◆ WHAT IS REQUIRED
Take each line of the material that includes "ownerId" and copy it.

○ ○ ○ ○ ○ ○ ○

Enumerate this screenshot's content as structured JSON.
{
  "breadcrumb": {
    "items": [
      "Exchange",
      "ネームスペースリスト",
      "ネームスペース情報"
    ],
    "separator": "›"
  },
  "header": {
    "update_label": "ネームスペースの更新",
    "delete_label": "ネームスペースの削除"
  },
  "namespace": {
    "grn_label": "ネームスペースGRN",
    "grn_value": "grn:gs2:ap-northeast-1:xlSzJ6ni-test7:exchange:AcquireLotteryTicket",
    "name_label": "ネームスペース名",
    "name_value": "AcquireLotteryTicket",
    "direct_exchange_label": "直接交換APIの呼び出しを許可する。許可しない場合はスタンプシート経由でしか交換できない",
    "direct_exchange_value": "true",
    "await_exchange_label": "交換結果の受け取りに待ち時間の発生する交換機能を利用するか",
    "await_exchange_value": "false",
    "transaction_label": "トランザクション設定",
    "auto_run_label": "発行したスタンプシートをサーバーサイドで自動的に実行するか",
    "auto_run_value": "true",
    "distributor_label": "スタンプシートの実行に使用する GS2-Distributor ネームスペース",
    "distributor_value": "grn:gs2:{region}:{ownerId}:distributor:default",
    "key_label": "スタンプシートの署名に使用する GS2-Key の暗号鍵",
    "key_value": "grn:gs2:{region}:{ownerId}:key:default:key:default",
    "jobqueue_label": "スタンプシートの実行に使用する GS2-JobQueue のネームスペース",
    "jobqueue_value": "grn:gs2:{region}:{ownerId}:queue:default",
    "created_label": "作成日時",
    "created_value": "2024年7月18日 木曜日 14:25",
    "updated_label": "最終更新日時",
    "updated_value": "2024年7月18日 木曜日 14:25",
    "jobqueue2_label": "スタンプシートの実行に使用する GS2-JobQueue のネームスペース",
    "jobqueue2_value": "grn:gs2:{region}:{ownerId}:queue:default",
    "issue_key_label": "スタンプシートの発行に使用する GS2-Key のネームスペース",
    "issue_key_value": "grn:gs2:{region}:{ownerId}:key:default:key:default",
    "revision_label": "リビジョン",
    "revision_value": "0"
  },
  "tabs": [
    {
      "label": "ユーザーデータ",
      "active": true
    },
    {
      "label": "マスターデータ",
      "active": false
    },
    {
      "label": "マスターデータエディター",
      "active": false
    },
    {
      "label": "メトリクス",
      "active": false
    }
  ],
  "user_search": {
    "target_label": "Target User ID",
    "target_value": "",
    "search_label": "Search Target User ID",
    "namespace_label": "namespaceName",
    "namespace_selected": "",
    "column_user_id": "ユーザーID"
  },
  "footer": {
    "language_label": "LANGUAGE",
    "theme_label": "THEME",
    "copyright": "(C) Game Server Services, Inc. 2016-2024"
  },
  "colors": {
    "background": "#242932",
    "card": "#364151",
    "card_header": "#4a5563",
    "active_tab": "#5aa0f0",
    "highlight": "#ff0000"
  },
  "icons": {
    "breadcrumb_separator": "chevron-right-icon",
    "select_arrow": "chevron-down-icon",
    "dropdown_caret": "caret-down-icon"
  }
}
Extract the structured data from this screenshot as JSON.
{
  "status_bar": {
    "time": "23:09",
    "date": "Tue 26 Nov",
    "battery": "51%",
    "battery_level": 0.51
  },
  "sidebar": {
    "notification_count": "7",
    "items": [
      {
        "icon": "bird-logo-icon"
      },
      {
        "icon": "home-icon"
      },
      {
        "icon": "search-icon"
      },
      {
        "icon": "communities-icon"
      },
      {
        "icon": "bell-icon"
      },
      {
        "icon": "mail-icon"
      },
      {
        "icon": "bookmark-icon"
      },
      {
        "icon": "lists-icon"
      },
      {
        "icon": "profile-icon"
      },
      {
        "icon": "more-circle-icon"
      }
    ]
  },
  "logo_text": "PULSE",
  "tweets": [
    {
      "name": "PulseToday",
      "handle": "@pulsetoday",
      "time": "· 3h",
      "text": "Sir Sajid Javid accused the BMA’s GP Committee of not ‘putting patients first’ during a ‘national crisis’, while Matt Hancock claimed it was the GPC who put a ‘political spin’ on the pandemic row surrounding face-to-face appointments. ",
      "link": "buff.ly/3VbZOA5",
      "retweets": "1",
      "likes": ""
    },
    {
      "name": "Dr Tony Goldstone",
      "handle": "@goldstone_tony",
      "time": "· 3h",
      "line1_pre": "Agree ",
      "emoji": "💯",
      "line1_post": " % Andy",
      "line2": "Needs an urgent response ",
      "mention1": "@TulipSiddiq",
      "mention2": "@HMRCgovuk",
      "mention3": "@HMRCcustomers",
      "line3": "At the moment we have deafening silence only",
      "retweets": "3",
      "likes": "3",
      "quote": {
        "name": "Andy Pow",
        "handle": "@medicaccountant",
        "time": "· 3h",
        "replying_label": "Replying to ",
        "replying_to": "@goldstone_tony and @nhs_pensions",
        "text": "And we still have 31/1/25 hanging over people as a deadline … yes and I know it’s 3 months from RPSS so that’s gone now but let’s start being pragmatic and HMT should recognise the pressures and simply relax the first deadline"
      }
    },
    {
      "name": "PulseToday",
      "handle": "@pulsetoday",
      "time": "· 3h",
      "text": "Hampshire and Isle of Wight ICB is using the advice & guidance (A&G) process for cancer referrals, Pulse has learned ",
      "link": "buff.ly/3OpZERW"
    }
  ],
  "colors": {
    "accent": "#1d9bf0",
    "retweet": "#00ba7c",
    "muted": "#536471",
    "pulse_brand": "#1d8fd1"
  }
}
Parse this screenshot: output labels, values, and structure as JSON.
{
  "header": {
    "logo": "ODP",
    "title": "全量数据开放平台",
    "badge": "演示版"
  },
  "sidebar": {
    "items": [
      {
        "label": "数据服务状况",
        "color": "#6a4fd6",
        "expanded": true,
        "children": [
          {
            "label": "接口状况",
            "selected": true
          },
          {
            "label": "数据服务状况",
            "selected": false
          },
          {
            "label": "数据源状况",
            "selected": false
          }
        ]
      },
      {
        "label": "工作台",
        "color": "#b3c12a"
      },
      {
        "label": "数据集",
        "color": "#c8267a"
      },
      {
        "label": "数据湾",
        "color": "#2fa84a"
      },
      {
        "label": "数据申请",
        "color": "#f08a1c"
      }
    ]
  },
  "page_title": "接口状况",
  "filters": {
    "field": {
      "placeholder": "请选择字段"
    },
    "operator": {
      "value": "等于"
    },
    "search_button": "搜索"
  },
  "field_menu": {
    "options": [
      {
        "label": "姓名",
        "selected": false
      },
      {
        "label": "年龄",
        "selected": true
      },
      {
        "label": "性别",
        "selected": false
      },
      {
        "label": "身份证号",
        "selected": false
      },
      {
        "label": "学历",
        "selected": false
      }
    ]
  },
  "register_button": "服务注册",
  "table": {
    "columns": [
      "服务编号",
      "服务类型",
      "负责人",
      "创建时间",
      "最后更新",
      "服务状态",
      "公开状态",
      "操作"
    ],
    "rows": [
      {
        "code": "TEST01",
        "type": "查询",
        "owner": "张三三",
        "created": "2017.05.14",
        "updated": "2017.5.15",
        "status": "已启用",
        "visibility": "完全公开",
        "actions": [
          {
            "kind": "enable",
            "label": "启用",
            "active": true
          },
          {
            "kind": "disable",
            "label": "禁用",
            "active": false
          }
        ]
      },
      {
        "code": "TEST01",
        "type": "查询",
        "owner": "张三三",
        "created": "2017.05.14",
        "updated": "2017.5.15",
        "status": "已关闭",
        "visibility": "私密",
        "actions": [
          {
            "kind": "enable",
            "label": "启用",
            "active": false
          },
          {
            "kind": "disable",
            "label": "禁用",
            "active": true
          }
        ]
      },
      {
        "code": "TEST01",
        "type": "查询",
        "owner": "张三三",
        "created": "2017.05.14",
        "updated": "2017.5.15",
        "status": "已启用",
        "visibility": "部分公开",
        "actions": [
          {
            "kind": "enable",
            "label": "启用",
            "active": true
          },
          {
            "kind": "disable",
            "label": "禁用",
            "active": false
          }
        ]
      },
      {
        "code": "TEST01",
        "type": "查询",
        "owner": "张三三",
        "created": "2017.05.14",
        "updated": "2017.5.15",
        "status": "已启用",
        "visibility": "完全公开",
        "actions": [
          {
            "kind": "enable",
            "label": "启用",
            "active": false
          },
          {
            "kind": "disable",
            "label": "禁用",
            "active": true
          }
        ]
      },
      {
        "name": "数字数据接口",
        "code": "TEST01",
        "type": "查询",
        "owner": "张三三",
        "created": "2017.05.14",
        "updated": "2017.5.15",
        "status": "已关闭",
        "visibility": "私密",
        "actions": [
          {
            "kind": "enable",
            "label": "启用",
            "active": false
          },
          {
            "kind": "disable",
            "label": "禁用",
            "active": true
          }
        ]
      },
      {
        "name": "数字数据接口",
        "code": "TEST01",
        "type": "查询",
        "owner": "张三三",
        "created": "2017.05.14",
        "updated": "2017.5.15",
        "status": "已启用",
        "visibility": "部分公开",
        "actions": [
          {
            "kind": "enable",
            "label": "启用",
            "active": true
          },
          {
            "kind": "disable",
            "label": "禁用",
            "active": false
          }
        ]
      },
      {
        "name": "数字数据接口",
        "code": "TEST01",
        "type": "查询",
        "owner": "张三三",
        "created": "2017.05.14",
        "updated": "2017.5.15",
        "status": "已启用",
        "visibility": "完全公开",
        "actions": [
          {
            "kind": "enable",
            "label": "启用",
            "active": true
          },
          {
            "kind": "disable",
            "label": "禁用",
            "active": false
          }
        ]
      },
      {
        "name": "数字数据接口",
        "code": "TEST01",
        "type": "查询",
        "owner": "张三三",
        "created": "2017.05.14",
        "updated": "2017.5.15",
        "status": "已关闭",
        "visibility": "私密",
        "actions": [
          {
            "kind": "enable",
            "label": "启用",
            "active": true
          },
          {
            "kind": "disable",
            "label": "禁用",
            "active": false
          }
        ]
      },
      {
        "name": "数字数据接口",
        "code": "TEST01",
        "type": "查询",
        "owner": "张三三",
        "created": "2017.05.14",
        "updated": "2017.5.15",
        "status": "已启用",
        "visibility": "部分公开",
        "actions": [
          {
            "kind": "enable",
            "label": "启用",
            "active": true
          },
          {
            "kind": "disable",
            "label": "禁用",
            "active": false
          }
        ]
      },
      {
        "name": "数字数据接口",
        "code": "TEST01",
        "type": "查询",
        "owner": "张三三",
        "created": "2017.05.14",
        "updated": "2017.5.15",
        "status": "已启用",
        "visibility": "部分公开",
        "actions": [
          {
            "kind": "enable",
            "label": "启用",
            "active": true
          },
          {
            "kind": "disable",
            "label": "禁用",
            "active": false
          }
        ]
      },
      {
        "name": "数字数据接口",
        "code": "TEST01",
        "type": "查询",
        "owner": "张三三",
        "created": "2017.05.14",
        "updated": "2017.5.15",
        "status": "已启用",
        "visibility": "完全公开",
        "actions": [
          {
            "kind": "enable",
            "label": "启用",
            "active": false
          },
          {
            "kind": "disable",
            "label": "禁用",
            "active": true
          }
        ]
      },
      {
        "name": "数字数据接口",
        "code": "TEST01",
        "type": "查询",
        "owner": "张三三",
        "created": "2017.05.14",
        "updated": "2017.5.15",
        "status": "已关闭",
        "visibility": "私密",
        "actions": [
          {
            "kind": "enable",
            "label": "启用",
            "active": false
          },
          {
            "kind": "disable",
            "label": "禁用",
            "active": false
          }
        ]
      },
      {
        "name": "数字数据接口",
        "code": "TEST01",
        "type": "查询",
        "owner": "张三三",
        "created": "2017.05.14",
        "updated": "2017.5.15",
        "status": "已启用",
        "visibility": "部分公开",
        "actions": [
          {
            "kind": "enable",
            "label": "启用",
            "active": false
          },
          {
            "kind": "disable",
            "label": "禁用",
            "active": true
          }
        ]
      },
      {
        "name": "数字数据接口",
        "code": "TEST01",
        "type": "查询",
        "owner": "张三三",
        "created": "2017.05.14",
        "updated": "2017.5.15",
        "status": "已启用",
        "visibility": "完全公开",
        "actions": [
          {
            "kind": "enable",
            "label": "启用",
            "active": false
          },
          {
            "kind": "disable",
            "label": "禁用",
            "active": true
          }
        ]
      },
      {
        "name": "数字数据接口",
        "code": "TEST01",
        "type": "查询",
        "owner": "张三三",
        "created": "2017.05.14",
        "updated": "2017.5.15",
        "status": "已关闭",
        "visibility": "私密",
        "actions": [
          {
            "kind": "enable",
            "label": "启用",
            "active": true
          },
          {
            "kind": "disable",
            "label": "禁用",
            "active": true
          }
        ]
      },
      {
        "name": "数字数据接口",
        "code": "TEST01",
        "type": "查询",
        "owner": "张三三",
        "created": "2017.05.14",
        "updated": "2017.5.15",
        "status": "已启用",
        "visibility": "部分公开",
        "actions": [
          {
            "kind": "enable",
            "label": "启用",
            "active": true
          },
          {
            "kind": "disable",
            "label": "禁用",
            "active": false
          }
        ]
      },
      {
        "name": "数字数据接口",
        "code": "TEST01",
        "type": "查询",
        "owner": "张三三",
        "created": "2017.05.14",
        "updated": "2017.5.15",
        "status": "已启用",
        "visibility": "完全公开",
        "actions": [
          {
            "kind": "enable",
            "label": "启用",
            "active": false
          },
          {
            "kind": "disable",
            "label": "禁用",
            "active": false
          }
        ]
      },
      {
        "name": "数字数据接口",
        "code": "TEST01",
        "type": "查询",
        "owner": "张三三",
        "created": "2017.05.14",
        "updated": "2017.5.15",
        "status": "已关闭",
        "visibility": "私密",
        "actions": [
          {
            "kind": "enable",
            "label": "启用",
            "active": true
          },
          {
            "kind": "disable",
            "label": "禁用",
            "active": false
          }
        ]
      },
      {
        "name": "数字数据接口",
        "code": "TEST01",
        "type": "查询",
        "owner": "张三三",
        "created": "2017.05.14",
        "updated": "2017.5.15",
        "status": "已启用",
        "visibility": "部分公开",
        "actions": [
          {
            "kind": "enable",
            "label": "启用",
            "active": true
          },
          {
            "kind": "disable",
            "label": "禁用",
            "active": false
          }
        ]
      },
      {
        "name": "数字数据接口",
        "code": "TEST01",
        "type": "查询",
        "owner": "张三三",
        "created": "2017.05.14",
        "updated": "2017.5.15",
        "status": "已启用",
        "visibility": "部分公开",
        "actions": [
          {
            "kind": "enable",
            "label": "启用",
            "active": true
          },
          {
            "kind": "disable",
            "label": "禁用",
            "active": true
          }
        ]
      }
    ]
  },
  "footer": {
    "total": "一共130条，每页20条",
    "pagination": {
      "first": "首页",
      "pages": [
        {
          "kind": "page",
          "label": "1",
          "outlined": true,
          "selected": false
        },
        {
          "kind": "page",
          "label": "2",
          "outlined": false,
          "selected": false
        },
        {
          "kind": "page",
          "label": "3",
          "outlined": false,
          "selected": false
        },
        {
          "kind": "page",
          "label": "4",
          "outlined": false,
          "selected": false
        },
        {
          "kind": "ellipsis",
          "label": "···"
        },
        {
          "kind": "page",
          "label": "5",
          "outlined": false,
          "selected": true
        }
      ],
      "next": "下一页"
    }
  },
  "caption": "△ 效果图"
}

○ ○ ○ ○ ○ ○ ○

◆ WRITTEN SOLUTION
    "distributor_value": "grn:gs2:{region}:{ownerId}:distributor:default",
    "key_value": "grn:gs2:{region}:{ownerId}:key:default:key:default",
    "jobqueue_value": "grn:gs2:{region}:{ownerId}:queue:default",
    "jobqueue2_value": "grn:gs2:{region}:{ownerId}:queue:default",
    "issue_key_value": "grn:gs2:{region}:{ownerId}:key:default:key:default",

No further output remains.